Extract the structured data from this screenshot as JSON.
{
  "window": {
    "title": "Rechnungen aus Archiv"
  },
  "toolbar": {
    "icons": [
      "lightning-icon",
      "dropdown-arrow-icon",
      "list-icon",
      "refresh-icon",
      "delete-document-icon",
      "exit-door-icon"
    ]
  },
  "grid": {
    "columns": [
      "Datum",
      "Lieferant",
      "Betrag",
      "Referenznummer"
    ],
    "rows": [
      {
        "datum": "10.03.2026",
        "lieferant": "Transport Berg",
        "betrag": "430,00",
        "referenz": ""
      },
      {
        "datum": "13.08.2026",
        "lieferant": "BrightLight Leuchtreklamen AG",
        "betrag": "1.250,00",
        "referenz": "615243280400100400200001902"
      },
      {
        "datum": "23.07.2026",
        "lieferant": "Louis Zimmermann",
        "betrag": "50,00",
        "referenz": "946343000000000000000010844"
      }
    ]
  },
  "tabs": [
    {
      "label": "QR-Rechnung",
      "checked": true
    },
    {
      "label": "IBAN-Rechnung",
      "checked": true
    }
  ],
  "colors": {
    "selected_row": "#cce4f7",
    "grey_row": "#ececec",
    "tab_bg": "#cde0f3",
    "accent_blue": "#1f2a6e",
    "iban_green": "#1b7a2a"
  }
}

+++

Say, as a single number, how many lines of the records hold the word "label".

2